[[ Task inputs, beginning ]]

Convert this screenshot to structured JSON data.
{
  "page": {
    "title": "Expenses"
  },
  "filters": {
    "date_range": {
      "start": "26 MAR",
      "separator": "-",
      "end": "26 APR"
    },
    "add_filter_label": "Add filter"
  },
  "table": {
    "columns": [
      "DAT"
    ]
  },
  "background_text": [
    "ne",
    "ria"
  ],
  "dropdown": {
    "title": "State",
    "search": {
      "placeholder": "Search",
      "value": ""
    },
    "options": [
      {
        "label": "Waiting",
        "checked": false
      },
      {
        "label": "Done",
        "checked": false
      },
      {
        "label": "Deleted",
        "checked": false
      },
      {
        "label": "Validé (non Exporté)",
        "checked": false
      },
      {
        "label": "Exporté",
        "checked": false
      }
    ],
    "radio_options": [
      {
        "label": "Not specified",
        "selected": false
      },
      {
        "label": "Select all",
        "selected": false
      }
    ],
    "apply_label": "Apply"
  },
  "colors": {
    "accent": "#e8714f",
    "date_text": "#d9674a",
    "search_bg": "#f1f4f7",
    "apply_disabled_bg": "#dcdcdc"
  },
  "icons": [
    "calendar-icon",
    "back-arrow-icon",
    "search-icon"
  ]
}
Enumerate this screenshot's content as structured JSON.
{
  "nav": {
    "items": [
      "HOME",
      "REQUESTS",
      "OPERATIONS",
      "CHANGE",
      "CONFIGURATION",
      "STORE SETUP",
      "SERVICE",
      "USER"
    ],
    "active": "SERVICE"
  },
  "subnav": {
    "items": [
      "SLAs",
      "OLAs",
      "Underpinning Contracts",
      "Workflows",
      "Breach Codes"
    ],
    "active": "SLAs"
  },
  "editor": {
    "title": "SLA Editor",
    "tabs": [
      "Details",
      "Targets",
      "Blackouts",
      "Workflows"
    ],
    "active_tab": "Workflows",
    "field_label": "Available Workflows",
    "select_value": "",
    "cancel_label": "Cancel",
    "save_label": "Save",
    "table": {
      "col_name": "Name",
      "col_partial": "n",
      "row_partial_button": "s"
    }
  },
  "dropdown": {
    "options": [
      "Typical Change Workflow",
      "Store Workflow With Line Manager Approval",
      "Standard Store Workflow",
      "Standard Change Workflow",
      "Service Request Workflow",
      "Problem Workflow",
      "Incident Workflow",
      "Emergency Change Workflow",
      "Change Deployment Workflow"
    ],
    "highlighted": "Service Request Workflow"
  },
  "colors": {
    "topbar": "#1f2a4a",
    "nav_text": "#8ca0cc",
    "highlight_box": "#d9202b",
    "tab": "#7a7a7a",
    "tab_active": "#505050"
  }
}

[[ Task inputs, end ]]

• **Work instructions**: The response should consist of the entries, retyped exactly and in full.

• **Answer box**:
Convert this screenshot to structured JSON data.
{
  "page": {
    "title": "Expenses"
  },
  "filters": {
    "date_range": {
      "start": "26 MAR",
      "separator": "-",
      "end": "26 APR"
    },
    "add_filter_label": "Add filter"
  },
  "table": {
    "columns": [
      "DAT"
    ]
  },
  "background_text": [
    "ne",
    "ria"
  ],
  "dropdown": {
    "title": "State",
    "search": {
      "placeholder": "Search",
      "value": ""
    },
    "options": [
      {
        "label": "Waiting",
        "checked": false
      },
      {
        "label": "Done",
        "checked": false
      },
      {
        "label": "Deleted",
        "checked": false
      },
      {
        "label": "Validé (non Exporté)",
        "checked": false
      },
      {
        "label": "Exporté",
        "checked": false
      }
    ],
    "radio_options": [
      {
        "label": "Not specified",
        "selected": false
      },
      {
        "label": "Select all",
        "selected": false
      }
    ],
    "apply_label": "Apply"
  },
  "colors": {
    "accent": "#e8714f",
    "date_text": "#d9674a",
    "search_bg": "#f1f4f7",
    "apply_disabled_bg": "#dcdcdc"
  },
  "icons": [
    "calendar-icon",
    "back-arrow-icon",
    "search-icon"
  ]
}
Enumerate this screenshot's content as structured JSON.
{
  "nav": {
    "items": [
      "HOME",
      "REQUESTS",
      "OPERATIONS",
      "CHANGE",
      "CONFIGURATION",
      "STORE SETUP",
      "SERVICE",
      "USER"
    ],
    "active": "SERVICE"
  },
  "subnav": {
    "items": [
      "SLAs",
      "OLAs",
      "Underpinning Contracts",
      "Workflows",
      "Breach Codes"
    ],
    "active": "SLAs"
  },
  "editor": {
    "title": "SLA Editor",
    "tabs": [
      "Details",
      "Targets",
      "Blackouts",
      "Workflows"
    ],
    "active_tab": "Workflows",
    "field_label": "Available Workflows",
    "select_value": "",
    "cancel_label": "Cancel",
    "save_label": "Save",
    "table": {
      "col_name": "Name",
      "col_partial": "n",
      "row_partial_button": "s"
    }
  },
  "dropdown": {
    "options": [
      "Typical Change Workflow",
      "Store Workflow With Line Manager Approval",
      "Standard Store Workflow",
      "Standard Change Workflow",
      "Service Request Workflow",
      "Problem Workflow",
      "Incident Workflow",
      "Emergency Change Workflow",
      "Change Deployment Workflow"
    ],
    "highlighted": "Service Request Workflow"
  },
  "colors": {
    "topbar": "#1f2a4a",
    "nav_text": "#8ca0cc",
    "highlight_box": "#d9202b",
    "tab": "#7a7a7a",
    "tab_active": "#505050"
  }
}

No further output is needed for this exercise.